Cooking days are good days. There's not much doubt about that for Jill Bopp, especially when she catches the reaction of her students as they are hit by the wafting aroma in her Family and Consumer Sciences classroom at Crews Lake Middle School.
"Oooh, it smells so good in here," 12-year-old Jarvis Brown said as he sidled up to the sink to wash his hands before embarking on his assignment for the day — preparing a dish of pasta and Italian meat sauce, or "gravy" as some Italian culinary connoisseurs might argue.
The making of the dish is a collaborative effort in Bopp's classroom, one that had Jarvis and classmates Steven Kipfer and Austin Postlethwaite, both 12, taking turns browning beef over a burner and mixing cans of tomato paste with garlic and shakes of oregano and basil while other students worked in separate kitchen stations on their own ethnic delights.
Also on the menu: Cuban sandwiches, chocolate chip layered cake and French crepes stuffed with blueberries, raspberries and strawberries all topped with a dollop of whipped cream.
When the cooking is done and the kitchen is cleaned well enough to meet Bopp's approval, the table is set with an eclectic offering, some of it created from scratch by seventh-graders who have spent the past weeks learning their way around a kitchen and, in a way, the world.
Then comes the enjoyment of sharing a student-made meal.
Quite an accomplishment.
Most students enter Bopp's classroom with scant culinary skills. An early indicator are the results of an exercise Bopp conducts at the beginning of the school year.
"Most of my students come in here not knowing how to measure ingredients," Bopp said. "So I ask them to go to one of the (kitchen) stations and bring me back a teaspoon. You would not believe how many of them go right to the silverware draw and come back with a regular spoon. But look how far they've come. Now we're just a few months in and they're already cooking from scratch."

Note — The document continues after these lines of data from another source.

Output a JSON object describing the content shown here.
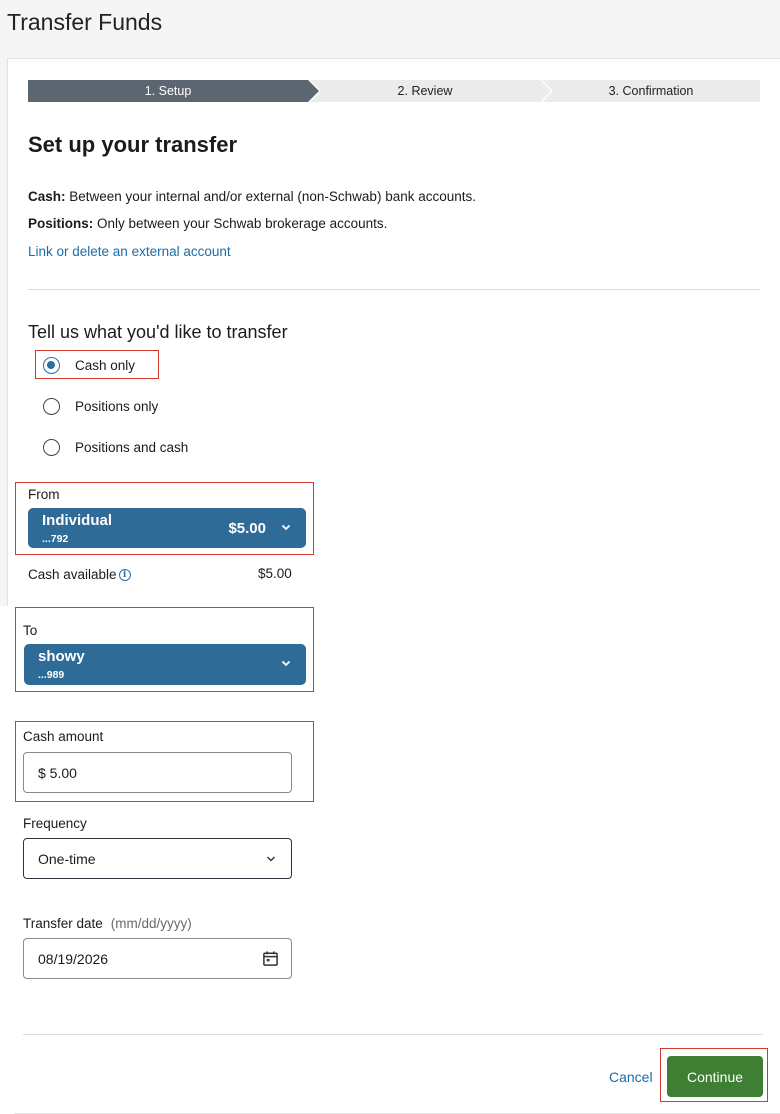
{
  "page_title": "Transfer Funds",
  "stepper": {
    "steps": [
      "1. Setup",
      "2. Review",
      "3. Confirmation"
    ],
    "active_index": 0
  },
  "setup": {
    "title": "Set up your transfer",
    "cash_label": "Cash:",
    "cash_text": " Between your internal and/or external (non-Schwab) bank accounts.",
    "positions_label": "Positions:",
    "positions_text": " Only between your Schwab brokerage accounts.",
    "link": "Link or delete an external account"
  },
  "transfer_type": {
    "question": "Tell us what you'd like to transfer",
    "options": [
      {
        "label": "Cash only",
        "checked": true
      },
      {
        "label": "Positions only",
        "checked": false
      },
      {
        "label": "Positions and cash",
        "checked": false
      }
    ]
  },
  "from": {
    "label": "From",
    "account_name": "Individual",
    "account_number": "...792",
    "balance": "$5.00",
    "cash_available_label": "Cash available",
    "cash_available_value": "$5.00"
  },
  "to": {
    "label": "To",
    "account_name": "showy",
    "account_number": "...989"
  },
  "cash_amount": {
    "label": "Cash amount",
    "value": "$ 5.00"
  },
  "frequency": {
    "label": "Frequency",
    "value": "One-time"
  },
  "transfer_date": {
    "label": "Transfer date",
    "hint": "(mm/dd/yyyy)",
    "value": "08/19/2026"
  },
  "actions": {
    "cancel": "Cancel",
    "continue": "Continue"
  },
  "colors": {
    "accent_blue": "#2e6b96",
    "link_blue": "#1a6da8",
    "continue_green": "#3e7f33",
    "highlight_red": "#d33a2c",
    "stepper_active": "#5b6670"
  }
}
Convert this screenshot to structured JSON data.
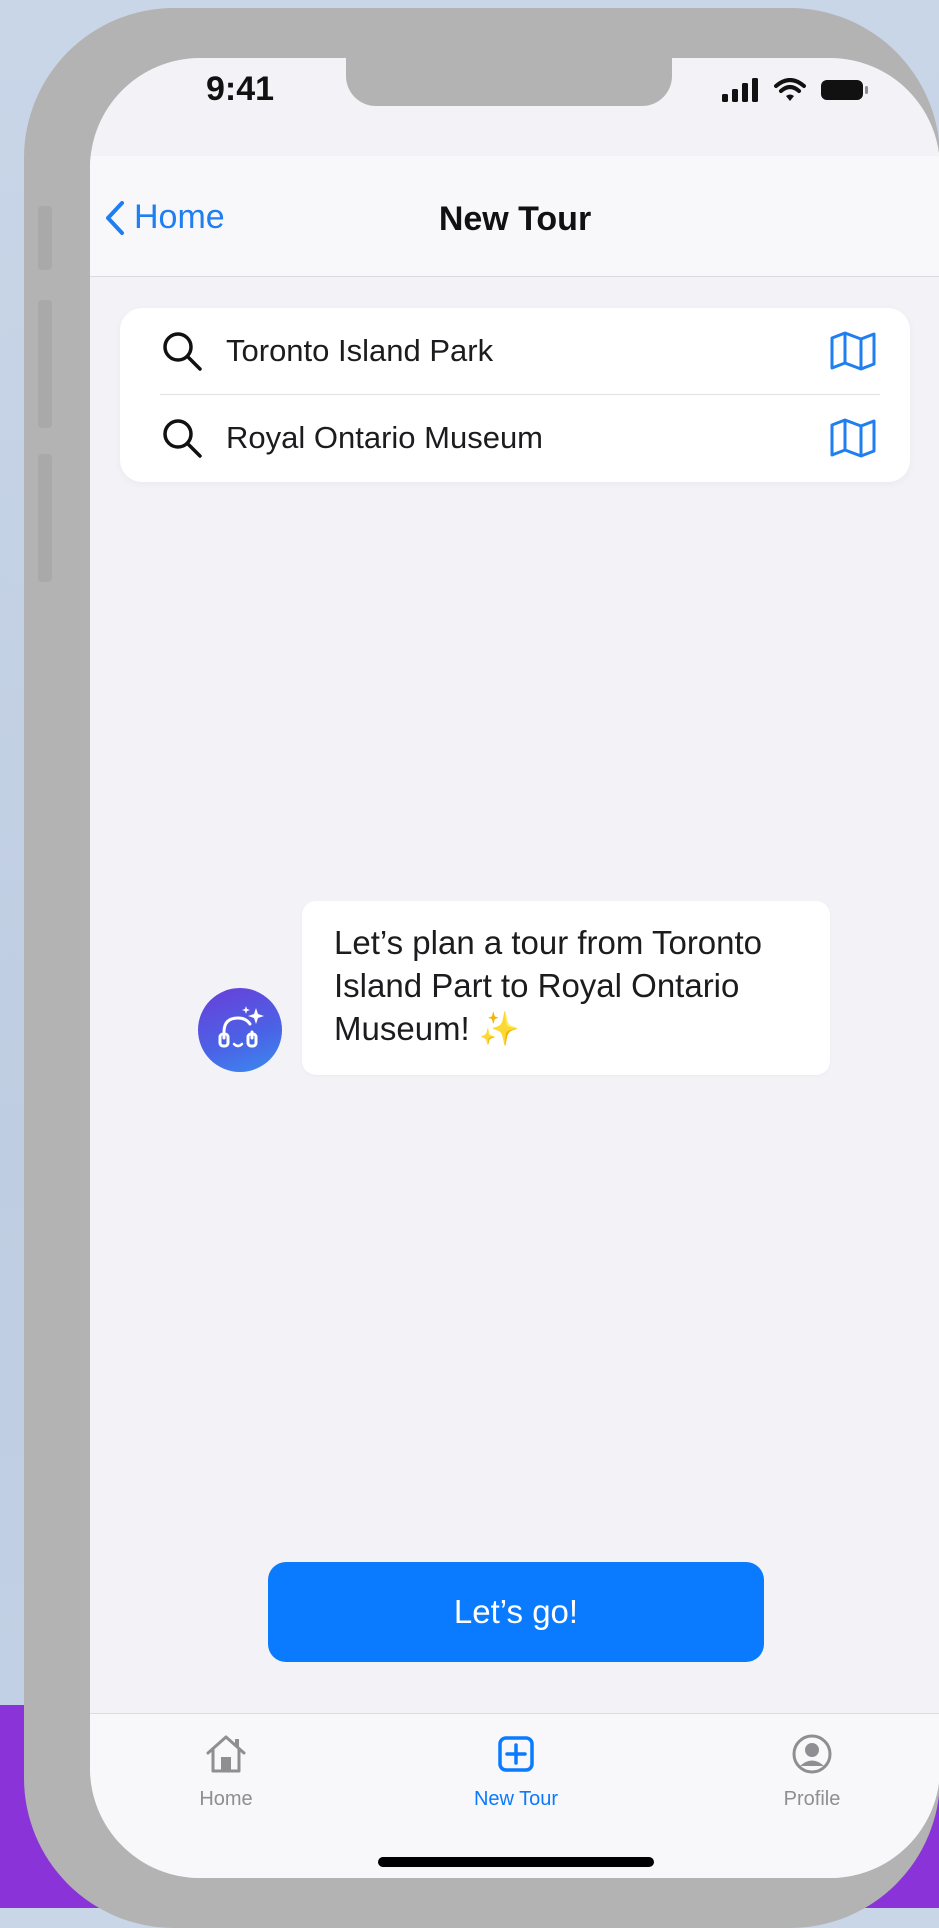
{
  "status_bar": {
    "time": "9:41"
  },
  "nav": {
    "back_label": "Home",
    "title": "New Tour"
  },
  "search": {
    "rows": [
      {
        "text": "Toronto Island Park"
      },
      {
        "text": "Royal Ontario Museum"
      }
    ]
  },
  "chat": {
    "message": "Let’s plan a tour from Toronto Island Part to Royal Ontario Museum!",
    "emoji": "✨"
  },
  "cta": {
    "label": "Let’s go!"
  },
  "tabs": [
    {
      "label": "Home",
      "icon": "house-icon",
      "active": false
    },
    {
      "label": "New Tour",
      "icon": "plus-square-icon",
      "active": true
    },
    {
      "label": "Profile",
      "icon": "person-circle-icon",
      "active": false
    }
  ],
  "colors": {
    "accent": "#0a7aff",
    "link": "#1f7ef0",
    "tab_inactive": "#8e8e93",
    "outer_band": "#8a33d8",
    "frame": "#b3b3b3"
  }
}
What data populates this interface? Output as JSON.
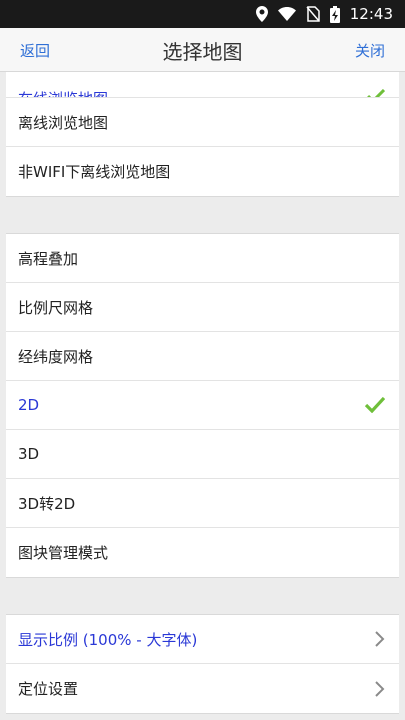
{
  "status": {
    "time": "12:43"
  },
  "nav": {
    "back": "返回",
    "title": "选择地图",
    "close": "关闭"
  },
  "group1": [
    {
      "label": "在线浏览地图",
      "selected": true
    },
    {
      "label": "离线浏览地图"
    },
    {
      "label": "非WIFI下离线浏览地图"
    }
  ],
  "group2": [
    {
      "label": "高程叠加"
    },
    {
      "label": "比例尺网格"
    },
    {
      "label": "经纬度网格"
    },
    {
      "label": "2D",
      "selected": true
    },
    {
      "label": "3D"
    },
    {
      "label": "3D转2D"
    },
    {
      "label": "图块管理模式"
    }
  ],
  "group3": [
    {
      "label": "显示比例 (100% - 大字体)"
    },
    {
      "label": "定位设置"
    }
  ],
  "colors": {
    "accent": "#2f6fd6",
    "selected_text": "#2a38d6",
    "check": "#6fbf3a"
  }
}
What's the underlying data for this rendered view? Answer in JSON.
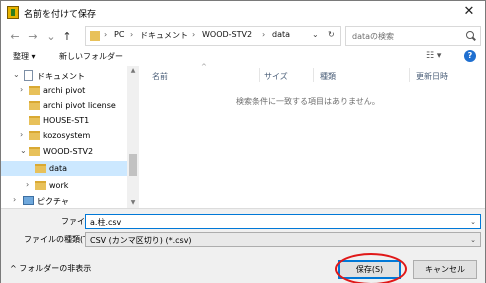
{
  "window": {
    "title": "名前を付けて保存",
    "close_glyph": "✕"
  },
  "address_bar": {
    "crumbs": [
      "PC",
      "ドキュメント",
      "WOOD-STV2",
      "data"
    ],
    "separator": "›",
    "dropdown_glyph": "⌄",
    "refresh_glyph": "↻"
  },
  "nav_buttons": {
    "back": "←",
    "forward": "→",
    "recent": "⌄",
    "up": "↑"
  },
  "search": {
    "placeholder": "dataの検索"
  },
  "toolbar": {
    "organize": "整理 ▾",
    "new_folder": "新しいフォルダー",
    "view_glyph": "☷ ▾",
    "help_glyph": "?"
  },
  "tree": {
    "items": [
      {
        "label": "ドキュメント",
        "chevron": "⌄",
        "icon": "document-icon"
      },
      {
        "label": "archi pivot",
        "chevron": "›",
        "icon": "folder-icon"
      },
      {
        "label": "archi pivot license",
        "chevron": "",
        "icon": "folder-icon"
      },
      {
        "label": "HOUSE-ST1",
        "chevron": "",
        "icon": "folder-icon"
      },
      {
        "label": "kozosystem",
        "chevron": "›",
        "icon": "folder-icon"
      },
      {
        "label": "WOOD-STV2",
        "chevron": "⌄",
        "icon": "folder-icon"
      },
      {
        "label": "data",
        "chevron": "",
        "icon": "folder-icon",
        "selected": true
      },
      {
        "label": "work",
        "chevron": "›",
        "icon": "folder-icon"
      },
      {
        "label": "ピクチャ",
        "chevron": "›",
        "icon": "pictures-icon"
      }
    ],
    "scroll_up_glyph": "▲",
    "scroll_down_glyph": "▼"
  },
  "file_list": {
    "columns": [
      "名前",
      "サイズ",
      "種類",
      "更新日時"
    ],
    "sort_glyph": "^",
    "empty_message": "検索条件に一致する項目はありません。"
  },
  "form": {
    "filename_label": "ファイル名(N):",
    "filename_value": "a.柱.csv",
    "filetype_label": "ファイルの種類(T):",
    "filetype_value": "CSV (カンマ区切り) (*.csv)",
    "dropdown_glyph": "⌄"
  },
  "footer": {
    "hide_folders": "^ フォルダーの非表示",
    "save_button": "保存(S)",
    "cancel_button": "キャンセル"
  },
  "colors": {
    "accent": "#0078d7",
    "highlight_ring": "#e01818",
    "selected_row": "#cce8ff"
  }
}
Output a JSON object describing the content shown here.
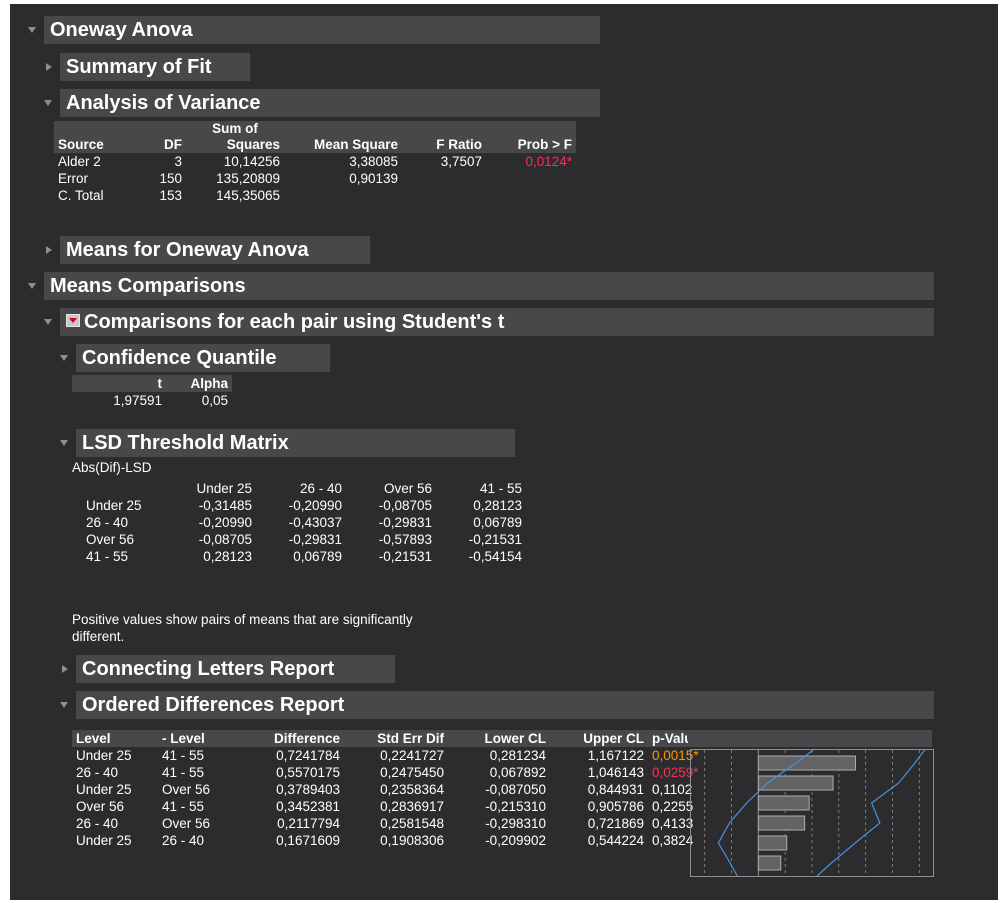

Along the way, students are learning and putting to use other important skills.
"It's great — it's a learning experience, not just cooking," Jarvis said. "A lot of times you have to measure things, and sometimes we didn't and things didn't come out right."
That would be a little lesson in the workings of chemistry. And then there's all that math.
"The kids didn't realize that measuring (ingredients), or doubling or halving a recipe was math," Bopp said, adding that they also learn about kitchen safety, healthy food choices and food-borne illnesses as well as the various career opportunities in the culinary industry.
"I like it a lot," said Honesty Scott, 12, as she gingerly slid a newly made Cuban sandwich onto a panini press to heat up. "I'm learning how to cook, how to use sharp knives. And I'll be able to cook for myself in the future."
For the past month, students have been melding history and geography lessons with their culinary studies. They were required to research the cultural heritage of a foreign country to learn about the traditional food, music, art and festivals. They wrote research papers and gave oral reports on what they had learned. They also shared their knowledge with children in younger grades at the K-12 school, inviting kindergartners and first-graders to join them in drawing and coloring the flags of various countries.
"It's been really cool," Bopp said. "The minute I said we were going to do this project they were all excited."
The next project is for kids to learn more about where their food comes from with the creation of a kitchen garden that is being funded by a teaching grant from the Southwest Florida Water Management District. The idea, Bopp said, is to install vertical grow towers to organically cultivate herbs and vegetables on the school campus, and then have students prepare and eat what is harvested.
"We're going to grow all kinds of stuff — fresh produce, fresh herbs," Bopp said. "It's going to be so much fun."
Michele Miller can be reached at email@example.com.